[Excerpts from a dataset]
================

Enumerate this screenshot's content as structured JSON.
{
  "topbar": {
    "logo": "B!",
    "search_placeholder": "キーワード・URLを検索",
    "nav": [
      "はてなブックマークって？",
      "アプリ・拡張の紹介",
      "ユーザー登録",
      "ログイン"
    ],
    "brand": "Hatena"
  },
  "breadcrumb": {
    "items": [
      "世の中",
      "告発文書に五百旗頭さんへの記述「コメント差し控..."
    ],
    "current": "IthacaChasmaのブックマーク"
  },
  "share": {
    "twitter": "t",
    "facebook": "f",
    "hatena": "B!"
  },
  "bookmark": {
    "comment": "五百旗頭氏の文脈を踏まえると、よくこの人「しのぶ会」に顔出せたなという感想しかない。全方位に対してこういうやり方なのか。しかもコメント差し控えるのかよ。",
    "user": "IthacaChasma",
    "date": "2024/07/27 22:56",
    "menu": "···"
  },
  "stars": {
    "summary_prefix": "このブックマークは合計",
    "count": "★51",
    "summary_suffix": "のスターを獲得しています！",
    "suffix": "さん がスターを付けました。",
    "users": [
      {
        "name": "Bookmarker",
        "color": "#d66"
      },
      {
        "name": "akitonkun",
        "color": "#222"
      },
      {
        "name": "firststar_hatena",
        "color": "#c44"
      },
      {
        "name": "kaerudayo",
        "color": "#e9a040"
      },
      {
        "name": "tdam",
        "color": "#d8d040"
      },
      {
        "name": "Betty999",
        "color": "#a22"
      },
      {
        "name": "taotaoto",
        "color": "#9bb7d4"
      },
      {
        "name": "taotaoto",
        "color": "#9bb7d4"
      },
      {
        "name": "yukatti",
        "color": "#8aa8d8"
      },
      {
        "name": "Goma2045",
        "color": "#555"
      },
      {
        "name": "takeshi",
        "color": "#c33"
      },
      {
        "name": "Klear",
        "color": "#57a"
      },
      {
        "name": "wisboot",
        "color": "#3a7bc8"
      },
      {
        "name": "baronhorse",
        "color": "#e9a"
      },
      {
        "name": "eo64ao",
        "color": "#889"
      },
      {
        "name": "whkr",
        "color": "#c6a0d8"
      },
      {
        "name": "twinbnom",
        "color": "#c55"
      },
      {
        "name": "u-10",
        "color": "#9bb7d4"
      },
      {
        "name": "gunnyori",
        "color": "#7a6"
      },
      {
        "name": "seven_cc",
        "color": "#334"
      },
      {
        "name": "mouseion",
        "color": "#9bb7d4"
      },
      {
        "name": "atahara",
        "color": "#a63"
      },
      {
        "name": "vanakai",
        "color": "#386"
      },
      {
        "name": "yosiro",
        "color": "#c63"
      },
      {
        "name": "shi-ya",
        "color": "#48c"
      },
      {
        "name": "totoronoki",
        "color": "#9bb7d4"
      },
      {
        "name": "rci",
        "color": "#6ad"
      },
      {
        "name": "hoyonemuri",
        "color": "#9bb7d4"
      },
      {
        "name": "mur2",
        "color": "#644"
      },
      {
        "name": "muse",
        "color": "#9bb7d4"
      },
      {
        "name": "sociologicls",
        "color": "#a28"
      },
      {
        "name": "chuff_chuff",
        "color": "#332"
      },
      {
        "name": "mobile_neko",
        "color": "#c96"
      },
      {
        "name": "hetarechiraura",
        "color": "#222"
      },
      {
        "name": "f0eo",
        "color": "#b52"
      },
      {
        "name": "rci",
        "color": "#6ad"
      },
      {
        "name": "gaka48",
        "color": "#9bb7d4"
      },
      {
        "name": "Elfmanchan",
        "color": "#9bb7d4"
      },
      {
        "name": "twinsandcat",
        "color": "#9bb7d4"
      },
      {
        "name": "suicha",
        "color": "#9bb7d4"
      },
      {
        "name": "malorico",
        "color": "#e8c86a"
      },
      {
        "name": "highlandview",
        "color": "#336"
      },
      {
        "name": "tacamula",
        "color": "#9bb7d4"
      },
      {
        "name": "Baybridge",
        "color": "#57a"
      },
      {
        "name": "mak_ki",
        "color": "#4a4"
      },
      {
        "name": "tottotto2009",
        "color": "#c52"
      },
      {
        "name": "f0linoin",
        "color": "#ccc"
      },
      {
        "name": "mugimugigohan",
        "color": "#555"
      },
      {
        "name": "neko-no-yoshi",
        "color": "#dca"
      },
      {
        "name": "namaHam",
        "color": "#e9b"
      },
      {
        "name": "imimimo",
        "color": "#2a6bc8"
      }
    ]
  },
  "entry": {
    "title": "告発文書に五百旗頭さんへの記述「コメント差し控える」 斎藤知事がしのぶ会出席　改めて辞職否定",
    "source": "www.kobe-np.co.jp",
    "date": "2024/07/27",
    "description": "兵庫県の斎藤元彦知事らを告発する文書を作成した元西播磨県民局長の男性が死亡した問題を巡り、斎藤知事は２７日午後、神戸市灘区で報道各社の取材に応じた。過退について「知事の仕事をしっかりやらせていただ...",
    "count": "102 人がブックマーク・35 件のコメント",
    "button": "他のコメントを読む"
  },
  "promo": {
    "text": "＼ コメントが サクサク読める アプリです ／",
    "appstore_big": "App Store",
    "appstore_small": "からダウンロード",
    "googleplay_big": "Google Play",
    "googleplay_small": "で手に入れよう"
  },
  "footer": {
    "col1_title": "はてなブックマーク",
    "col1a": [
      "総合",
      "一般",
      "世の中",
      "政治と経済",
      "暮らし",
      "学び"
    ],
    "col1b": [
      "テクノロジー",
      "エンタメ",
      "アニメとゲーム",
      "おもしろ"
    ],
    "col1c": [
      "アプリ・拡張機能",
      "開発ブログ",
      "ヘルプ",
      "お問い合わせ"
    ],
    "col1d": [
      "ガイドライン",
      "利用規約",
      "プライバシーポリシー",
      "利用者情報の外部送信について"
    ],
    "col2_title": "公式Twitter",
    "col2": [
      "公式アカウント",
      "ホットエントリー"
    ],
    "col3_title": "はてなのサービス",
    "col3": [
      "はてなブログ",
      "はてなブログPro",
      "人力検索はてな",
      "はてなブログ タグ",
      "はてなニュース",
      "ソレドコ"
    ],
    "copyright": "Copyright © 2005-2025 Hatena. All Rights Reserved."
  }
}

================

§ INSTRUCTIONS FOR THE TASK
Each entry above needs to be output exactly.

§ TASK RESULT
Enumerate this screenshot's content as structured JSON.
{
  "topbar": {
    "logo": "B!",
    "search_placeholder": "キーワード・URLを検索",
    "nav": [
      "はてなブックマークって？",
      "アプリ・拡張の紹介",
      "ユーザー登録",
      "ログイン"
    ],
    "brand": "Hatena"
  },
  "breadcrumb": {
    "items": [
      "世の中",
      "告発文書に五百旗頭さんへの記述「コメント差し控..."
    ],
    "current": "IthacaChasmaのブックマーク"
  },
  "share": {
    "twitter": "t",
    "facebook": "f",
    "hatena": "B!"
  },
  "bookmark": {
    "comment": "五百旗頭氏の文脈を踏まえると、よくこの人「しのぶ会」に顔出せたなという感想しかない。全方位に対してこういうやり方なのか。しかもコメント差し控えるのかよ。",
    "user": "IthacaChasma",
    "date": "2024/07/27 22:56",
    "menu": "···"
  },
  "stars": {
    "summary_prefix": "このブックマークは合計",
    "count": "★51",
    "summary_suffix": "のスターを獲得しています！",
    "suffix": "さん がスターを付けました。",
    "users": [
      {
        "name": "Bookmarker",
        "color": "#d66"
      },
      {
        "name": "akitonkun",
        "color": "#222"
      },
      {
        "name": "firststar_hatena",
        "color": "#c44"
      },
      {
        "name": "kaerudayo",
        "color": "#e9a040"
      },
      {
        "name": "tdam",
        "color": "#d8d040"
      },
      {
        "name": "Betty999",
        "color": "#a22"
      },
      {
        "name": "taotaoto",
        "color": "#9bb7d4"
      },
      {
        "name": "taotaoto",
        "color": "#9bb7d4"
      },
      {
        "name": "yukatti",
        "color": "#8aa8d8"
      },
      {
        "name": "Goma2045",
        "color": "#555"
      },
      {
        "name": "takeshi",
        "color": "#c33"
      },
      {
        "name": "Klear",
        "color": "#57a"
      },
      {
        "name": "wisboot",
        "color": "#3a7bc8"
      },
      {
        "name": "baronhorse",
        "color": "#e9a"
      },
      {
        "name": "eo64ao",
        "color": "#889"
      },
      {
        "name": "whkr",
        "color": "#c6a0d8"
      },
      {
        "name": "twinbnom",
        "color": "#c55"
      },
      {
        "name": "u-10",
        "color": "#9bb7d4"
      },
      {
        "name": "gunnyori",
        "color": "#7a6"
      },
      {
        "name": "seven_cc",
        "color": "#334"
      },
      {
        "name": "mouseion",
        "color": "#9bb7d4"
      },
      {
        "name": "atahara",
        "color": "#a63"
      },
      {
        "name": "vanakai",
        "color": "#386"
      },
      {
        "name": "yosiro",
        "color": "#c63"
      },
      {
        "name": "shi-ya",
        "color": "#48c"
      },
      {
        "name": "totoronoki",
        "color": "#9bb7d4"
      },
      {
        "name": "rci",
        "color": "#6ad"
      },
      {
        "name": "hoyonemuri",
        "color": "#9bb7d4"
      },
      {
        "name": "mur2",
        "color": "#644"
      },
      {
        "name": "muse",
        "color": "#9bb7d4"
      },
      {
        "name": "sociologicls",
        "color": "#a28"
      },
      {
        "name": "chuff_chuff",
        "color": "#332"
      },
      {
        "name": "mobile_neko",
        "color": "#c96"
      },
      {
        "name": "hetarechiraura",
        "color": "#222"
      },
      {
        "name": "f0eo",
        "color": "#b52"
      },
      {
        "name": "rci",
        "color": "#6ad"
      },
      {
        "name": "gaka48",
        "color": "#9bb7d4"
      },
      {
        "name": "Elfmanchan",
        "color": "#9bb7d4"
      },
      {
        "name": "twinsandcat",
        "color": "#9bb7d4"
      },
      {
        "name": "suicha",
        "color": "#9bb7d4"
      },
      {
        "name": "malorico",
        "color": "#e8c86a"
      },
      {
        "name": "highlandview",
        "color": "#336"
      },
      {
        "name": "tacamula",
        "color": "#9bb7d4"
      },
      {
        "name": "Baybridge",
        "color": "#57a"
      },
      {
        "name": "mak_ki",
        "color": "#4a4"
      },
      {
        "name": "tottotto2009",
        "color": "#c52"
      },
      {
        "name": "f0linoin",
        "color": "#ccc"
      },
      {
        "name": "mugimugigohan",
        "color": "#555"
      },
      {
        "name": "neko-no-yoshi",
        "color": "#dca"
      },
      {
        "name": "namaHam",
        "color": "#e9b"
      },
      {
        "name": "imimimo",
        "color": "#2a6bc8"
      }
    ]
  },
  "entry": {
    "title": "告発文書に五百旗頭さんへの記述「コメント差し控える」 斎藤知事がしのぶ会出席　改めて辞職否定",
    "source": "www.kobe-np.co.jp",
    "date": "2024/07/27",
    "description": "兵庫県の斎藤元彦知事らを告発する文書を作成した元西播磨県民局長の男性が死亡した問題を巡り、斎藤知事は２７日午後、神戸市灘区で報道各社の取材に応じた。過退について「知事の仕事をしっかりやらせていただ...",
    "count": "102 人がブックマーク・35 件のコメント",
    "button": "他のコメントを読む"
  },
  "promo": {
    "text": "＼ コメントが サクサク読める アプリです ／",
    "appstore_big": "App Store",
    "appstore_small": "からダウンロード",
    "googleplay_big": "Google Play",
    "googleplay_small": "で手に入れよう"
  },
  "footer": {
    "col1_title": "はてなブックマーク",
    "col1a": [
      "総合",
      "一般",
      "世の中",
      "政治と経済",
      "暮らし",
      "学び"
    ],
    "col1b": [
      "テクノロジー",
      "エンタメ",
      "アニメとゲーム",
      "おもしろ"
    ],
    "col1c": [
      "アプリ・拡張機能",
      "開発ブログ",
      "ヘルプ",
      "お問い合わせ"
    ],
    "col1d": [
      "ガイドライン",
      "利用規約",
      "プライバシーポリシー",
      "利用者情報の外部送信について"
    ],
    "col2_title": "公式Twitter",
    "col2": [
      "公式アカウント",
      "ホットエントリー"
    ],
    "col3_title": "はてなのサービス",
    "col3": [
      "はてなブログ",
      "はてなブログPro",
      "人力検索はてな",
      "はてなブログ タグ",
      "はてなニュース",
      "ソレドコ"
    ],
    "copyright": "Copyright © 2005-2025 Hatena. All Rights Reserved."
  }
}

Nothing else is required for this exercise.